## TASK ITEM
Scan the data below. Pull out each line where "groupTitle" occurs.

## SOURCE INFORMATION
┌──

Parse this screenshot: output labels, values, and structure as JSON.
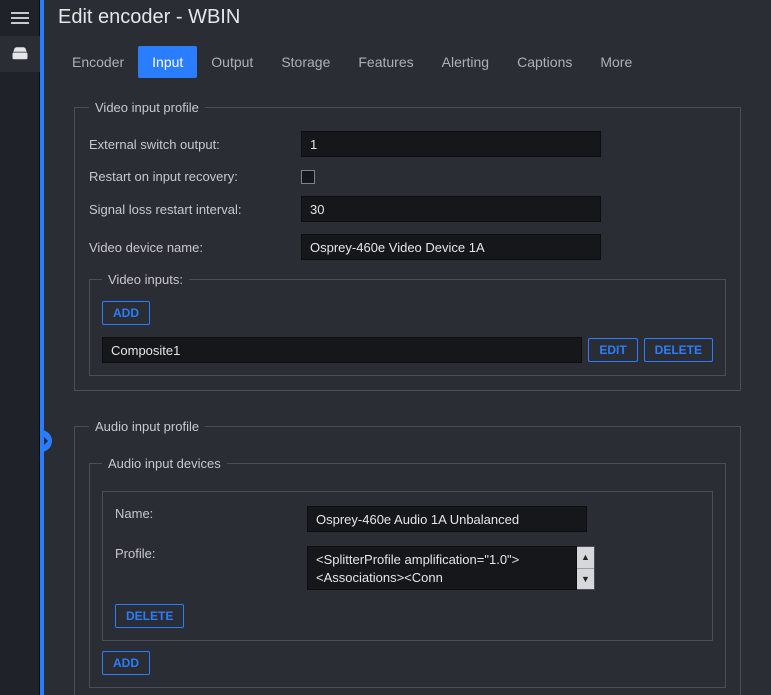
{
  "title": "Edit encoder - WBIN",
  "tabs": [
    "Encoder",
    "Input",
    "Output",
    "Storage",
    "Features",
    "Alerting",
    "Captions",
    "More"
  ],
  "activeTab": "Input",
  "video": {
    "groupTitle": "Video input profile",
    "externalSwitchLabel": "External switch output:",
    "externalSwitchValue": "1",
    "restartRecoveryLabel": "Restart on input recovery:",
    "restartRecoveryChecked": false,
    "signalLossLabel": "Signal loss restart interval:",
    "signalLossValue": "30",
    "deviceNameLabel": "Video device name:",
    "deviceNameValue": "Osprey-460e Video Device 1A",
    "inputsTitle": "Video inputs:",
    "addLabel": "ADD",
    "editLabel": "EDIT",
    "deleteLabel": "DELETE",
    "item0": "Composite1"
  },
  "audio": {
    "groupTitle": "Audio input profile",
    "devicesTitle": "Audio input devices",
    "nameLabel": "Name:",
    "nameValue": "Osprey-460e Audio 1A Unbalanced",
    "profileLabel": "Profile:",
    "profileValue": "<SplitterProfile amplification=\"1.0\"><Associations><Conn",
    "deleteLabel": "DELETE",
    "addLabel": "ADD"
  }
}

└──

## WRITTEN ANSWER
    "groupTitle": "Video input profile",
    "groupTitle": "Audio input profile",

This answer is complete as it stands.